Extracted data entries:
>>>>>
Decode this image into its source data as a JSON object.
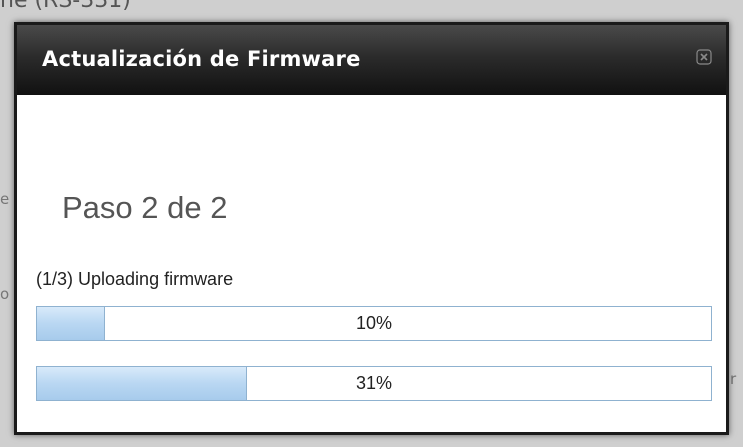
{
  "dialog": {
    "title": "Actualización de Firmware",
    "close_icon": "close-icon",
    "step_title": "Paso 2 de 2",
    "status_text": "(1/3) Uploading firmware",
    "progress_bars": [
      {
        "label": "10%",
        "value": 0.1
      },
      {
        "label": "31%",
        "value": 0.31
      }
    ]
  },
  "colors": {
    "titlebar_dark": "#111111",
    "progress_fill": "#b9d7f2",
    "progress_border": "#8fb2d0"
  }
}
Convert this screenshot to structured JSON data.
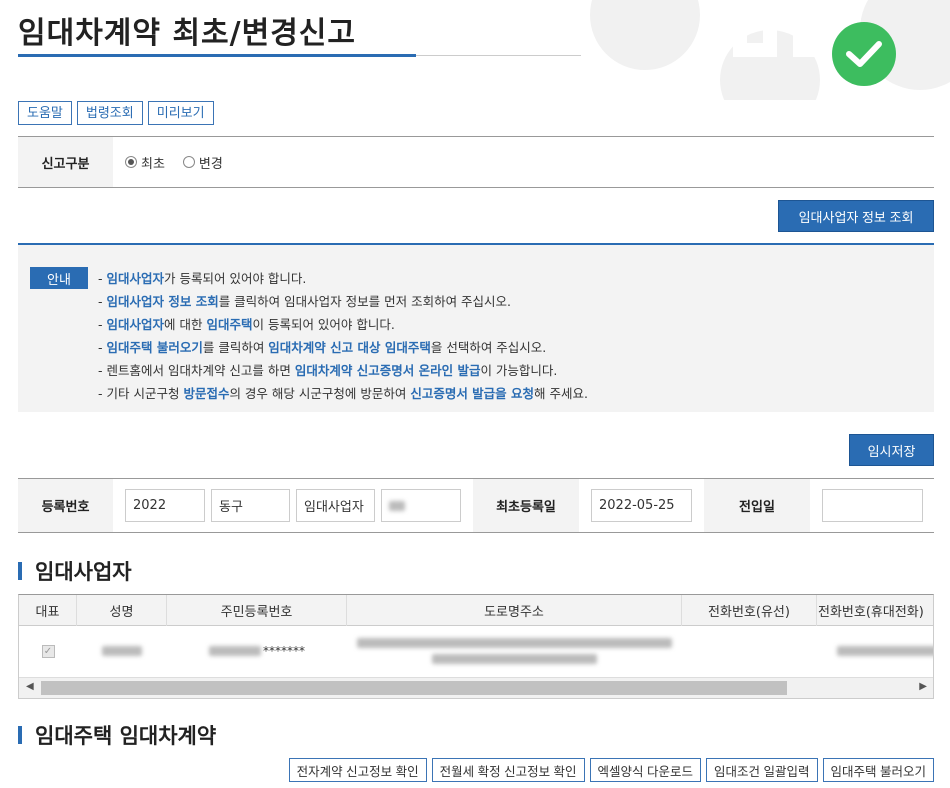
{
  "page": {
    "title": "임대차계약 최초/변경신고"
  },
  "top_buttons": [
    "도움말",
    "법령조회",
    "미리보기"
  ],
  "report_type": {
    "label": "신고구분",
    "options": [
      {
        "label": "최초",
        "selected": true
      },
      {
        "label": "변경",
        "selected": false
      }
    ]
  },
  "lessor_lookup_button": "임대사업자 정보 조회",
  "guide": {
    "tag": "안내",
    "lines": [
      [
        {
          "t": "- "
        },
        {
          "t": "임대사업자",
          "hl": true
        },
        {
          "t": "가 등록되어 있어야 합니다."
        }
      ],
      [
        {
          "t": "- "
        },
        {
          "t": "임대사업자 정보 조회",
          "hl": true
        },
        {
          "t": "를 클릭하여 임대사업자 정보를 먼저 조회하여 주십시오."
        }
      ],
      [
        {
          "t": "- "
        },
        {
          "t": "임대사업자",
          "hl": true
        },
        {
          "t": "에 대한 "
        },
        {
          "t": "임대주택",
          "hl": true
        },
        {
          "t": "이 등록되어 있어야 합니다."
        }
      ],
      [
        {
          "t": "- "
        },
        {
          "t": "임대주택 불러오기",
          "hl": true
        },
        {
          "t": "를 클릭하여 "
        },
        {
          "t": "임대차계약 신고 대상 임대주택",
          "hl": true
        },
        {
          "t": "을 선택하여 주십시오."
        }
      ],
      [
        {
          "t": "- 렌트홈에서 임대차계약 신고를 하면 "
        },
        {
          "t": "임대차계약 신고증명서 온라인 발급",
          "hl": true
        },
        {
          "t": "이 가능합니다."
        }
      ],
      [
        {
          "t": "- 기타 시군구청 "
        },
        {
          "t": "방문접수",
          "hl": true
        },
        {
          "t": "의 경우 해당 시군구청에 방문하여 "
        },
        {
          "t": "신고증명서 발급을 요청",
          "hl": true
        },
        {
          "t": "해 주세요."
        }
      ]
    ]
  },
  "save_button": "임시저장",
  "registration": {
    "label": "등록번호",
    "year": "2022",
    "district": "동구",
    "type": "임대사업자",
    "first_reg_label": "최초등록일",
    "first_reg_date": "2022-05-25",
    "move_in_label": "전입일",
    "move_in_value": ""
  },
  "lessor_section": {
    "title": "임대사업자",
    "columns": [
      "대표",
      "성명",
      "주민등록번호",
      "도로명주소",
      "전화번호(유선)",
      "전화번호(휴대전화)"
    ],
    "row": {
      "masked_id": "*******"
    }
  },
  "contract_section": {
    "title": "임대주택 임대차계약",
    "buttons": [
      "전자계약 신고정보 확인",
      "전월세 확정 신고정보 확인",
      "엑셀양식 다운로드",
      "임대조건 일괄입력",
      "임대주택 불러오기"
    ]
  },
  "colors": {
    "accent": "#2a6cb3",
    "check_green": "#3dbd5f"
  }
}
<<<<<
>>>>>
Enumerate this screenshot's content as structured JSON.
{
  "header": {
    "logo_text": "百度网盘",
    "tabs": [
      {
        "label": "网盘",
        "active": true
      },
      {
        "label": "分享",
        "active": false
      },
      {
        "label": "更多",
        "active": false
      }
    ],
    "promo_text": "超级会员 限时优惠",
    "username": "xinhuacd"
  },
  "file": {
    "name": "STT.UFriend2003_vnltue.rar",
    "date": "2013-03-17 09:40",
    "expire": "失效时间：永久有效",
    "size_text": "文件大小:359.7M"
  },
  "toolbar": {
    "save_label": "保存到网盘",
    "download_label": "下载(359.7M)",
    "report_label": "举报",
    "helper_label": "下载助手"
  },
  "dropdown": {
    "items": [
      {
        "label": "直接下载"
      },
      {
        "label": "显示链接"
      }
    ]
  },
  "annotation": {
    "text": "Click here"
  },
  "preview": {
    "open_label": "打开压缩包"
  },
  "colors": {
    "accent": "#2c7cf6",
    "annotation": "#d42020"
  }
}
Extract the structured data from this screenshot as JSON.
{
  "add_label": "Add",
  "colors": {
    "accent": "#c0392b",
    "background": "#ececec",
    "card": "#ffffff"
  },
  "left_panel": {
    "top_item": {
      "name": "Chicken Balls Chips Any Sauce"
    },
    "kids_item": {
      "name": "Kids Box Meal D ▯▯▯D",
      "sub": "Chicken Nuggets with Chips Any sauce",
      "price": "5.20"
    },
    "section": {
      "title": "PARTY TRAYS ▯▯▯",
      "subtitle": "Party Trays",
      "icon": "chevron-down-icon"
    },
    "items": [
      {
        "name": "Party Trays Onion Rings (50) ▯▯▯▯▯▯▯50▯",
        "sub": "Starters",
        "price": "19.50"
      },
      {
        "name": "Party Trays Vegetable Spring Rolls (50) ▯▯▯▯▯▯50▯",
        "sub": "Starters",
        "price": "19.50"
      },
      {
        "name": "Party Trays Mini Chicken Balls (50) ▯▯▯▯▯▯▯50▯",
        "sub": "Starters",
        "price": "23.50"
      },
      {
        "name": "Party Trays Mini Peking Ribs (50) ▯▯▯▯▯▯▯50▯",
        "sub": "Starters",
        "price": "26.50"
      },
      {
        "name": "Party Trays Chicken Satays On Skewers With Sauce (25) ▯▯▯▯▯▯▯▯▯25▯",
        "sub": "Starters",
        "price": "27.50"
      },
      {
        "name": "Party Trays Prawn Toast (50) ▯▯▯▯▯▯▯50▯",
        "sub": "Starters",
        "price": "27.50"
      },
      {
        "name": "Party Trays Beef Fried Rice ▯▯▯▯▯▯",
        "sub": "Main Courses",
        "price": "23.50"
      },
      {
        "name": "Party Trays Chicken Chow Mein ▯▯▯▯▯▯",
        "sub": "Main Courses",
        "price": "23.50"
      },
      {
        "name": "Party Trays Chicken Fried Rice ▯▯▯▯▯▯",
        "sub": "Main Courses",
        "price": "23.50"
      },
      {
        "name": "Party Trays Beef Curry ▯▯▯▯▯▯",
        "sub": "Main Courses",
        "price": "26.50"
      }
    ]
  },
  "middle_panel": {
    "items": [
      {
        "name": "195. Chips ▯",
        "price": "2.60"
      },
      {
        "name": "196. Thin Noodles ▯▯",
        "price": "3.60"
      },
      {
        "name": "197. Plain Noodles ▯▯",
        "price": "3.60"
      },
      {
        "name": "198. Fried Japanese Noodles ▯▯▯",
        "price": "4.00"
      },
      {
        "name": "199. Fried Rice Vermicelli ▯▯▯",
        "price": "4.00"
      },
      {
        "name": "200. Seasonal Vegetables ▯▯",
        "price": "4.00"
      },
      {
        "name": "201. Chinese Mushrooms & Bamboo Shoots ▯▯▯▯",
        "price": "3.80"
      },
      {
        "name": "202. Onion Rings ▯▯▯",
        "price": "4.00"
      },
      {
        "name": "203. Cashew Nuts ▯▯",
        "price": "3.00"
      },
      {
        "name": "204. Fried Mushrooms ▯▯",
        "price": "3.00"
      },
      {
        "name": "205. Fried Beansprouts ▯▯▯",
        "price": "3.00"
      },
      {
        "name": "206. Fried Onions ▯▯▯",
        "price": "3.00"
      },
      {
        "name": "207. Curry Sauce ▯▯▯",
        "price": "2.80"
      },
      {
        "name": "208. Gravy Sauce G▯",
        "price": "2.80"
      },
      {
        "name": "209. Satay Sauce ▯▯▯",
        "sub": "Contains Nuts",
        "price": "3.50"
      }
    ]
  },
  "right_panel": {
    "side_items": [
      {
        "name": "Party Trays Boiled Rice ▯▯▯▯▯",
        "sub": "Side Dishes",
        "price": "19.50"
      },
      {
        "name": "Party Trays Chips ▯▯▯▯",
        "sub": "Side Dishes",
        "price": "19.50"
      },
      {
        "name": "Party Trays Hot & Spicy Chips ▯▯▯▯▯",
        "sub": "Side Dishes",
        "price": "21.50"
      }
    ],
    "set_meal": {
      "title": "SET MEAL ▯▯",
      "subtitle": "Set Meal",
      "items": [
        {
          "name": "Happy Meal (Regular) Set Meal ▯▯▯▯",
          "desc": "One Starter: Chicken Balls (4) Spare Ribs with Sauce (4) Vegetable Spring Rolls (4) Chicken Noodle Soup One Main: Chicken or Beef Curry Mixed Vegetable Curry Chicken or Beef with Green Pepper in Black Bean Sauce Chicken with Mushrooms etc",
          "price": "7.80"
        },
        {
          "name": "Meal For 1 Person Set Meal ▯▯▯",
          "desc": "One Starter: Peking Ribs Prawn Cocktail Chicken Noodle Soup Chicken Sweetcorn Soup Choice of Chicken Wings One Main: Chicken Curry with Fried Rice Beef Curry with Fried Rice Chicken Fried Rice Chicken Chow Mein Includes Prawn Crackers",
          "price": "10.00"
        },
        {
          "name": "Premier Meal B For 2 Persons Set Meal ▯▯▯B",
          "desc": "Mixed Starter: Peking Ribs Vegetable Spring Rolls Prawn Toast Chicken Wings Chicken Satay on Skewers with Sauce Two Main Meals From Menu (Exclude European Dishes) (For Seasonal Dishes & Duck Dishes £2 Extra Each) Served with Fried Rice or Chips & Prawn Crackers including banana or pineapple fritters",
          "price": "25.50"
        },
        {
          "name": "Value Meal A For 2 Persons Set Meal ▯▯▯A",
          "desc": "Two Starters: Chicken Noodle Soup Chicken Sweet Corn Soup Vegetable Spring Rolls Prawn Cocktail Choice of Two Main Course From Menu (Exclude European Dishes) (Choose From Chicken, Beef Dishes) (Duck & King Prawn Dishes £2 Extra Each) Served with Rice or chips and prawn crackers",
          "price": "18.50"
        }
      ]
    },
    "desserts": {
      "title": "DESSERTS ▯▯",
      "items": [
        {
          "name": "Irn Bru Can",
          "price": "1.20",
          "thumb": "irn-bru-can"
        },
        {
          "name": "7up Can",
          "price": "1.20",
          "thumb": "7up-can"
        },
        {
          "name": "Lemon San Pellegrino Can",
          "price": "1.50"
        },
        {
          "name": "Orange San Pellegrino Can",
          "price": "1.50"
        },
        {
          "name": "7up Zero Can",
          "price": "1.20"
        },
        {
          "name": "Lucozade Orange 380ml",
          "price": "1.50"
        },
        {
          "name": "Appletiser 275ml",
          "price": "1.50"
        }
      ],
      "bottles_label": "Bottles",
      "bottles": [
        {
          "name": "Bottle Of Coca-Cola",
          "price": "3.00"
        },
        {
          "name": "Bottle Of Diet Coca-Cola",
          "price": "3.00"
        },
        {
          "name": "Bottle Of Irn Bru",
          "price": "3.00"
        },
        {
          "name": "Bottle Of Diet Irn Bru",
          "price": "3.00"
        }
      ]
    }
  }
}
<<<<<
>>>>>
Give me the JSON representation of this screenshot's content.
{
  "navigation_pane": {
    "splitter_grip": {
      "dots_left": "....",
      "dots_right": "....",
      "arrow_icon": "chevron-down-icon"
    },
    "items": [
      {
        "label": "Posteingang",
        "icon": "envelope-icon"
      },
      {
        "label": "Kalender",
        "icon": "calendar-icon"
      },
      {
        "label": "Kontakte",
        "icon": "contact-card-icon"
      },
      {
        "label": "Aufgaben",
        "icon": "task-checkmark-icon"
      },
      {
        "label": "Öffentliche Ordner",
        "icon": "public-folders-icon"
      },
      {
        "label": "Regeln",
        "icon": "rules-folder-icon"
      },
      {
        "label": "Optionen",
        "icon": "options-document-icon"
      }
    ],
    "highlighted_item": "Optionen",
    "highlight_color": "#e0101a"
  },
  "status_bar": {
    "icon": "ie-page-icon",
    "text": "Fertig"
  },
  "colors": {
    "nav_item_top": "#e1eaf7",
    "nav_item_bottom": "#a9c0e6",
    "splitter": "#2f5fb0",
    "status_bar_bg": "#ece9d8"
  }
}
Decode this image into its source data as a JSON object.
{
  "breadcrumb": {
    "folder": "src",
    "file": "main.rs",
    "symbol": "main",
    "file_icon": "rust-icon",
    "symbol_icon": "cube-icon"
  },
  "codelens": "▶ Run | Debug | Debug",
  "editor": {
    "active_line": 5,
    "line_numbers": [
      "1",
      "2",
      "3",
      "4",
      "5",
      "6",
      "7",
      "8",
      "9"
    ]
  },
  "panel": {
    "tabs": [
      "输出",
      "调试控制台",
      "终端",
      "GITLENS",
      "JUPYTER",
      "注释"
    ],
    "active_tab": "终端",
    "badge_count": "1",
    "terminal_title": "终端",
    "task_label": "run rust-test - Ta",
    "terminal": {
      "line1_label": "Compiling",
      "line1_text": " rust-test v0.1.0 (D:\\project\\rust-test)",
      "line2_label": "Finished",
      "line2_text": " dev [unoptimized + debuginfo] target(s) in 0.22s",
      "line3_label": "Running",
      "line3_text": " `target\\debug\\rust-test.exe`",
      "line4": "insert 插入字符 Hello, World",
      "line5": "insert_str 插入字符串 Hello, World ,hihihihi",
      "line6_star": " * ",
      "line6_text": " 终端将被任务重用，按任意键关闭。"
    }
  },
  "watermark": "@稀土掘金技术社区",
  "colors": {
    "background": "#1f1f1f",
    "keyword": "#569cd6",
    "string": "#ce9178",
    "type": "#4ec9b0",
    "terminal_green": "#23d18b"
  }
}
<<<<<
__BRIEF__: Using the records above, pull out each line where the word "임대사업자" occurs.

__ANSWER SECTION__:
  "lessor_lookup_button": "임대사업자 정보 조회",
          "t": "임대사업자",
          "t": "임대사업자 정보 조회",
          "t": "를 클릭하여 임대사업자 정보를 먼저 조회하여 주십시오."
          "t": "임대사업자",
    "type": "임대사업자",
    "title": "임대사업자",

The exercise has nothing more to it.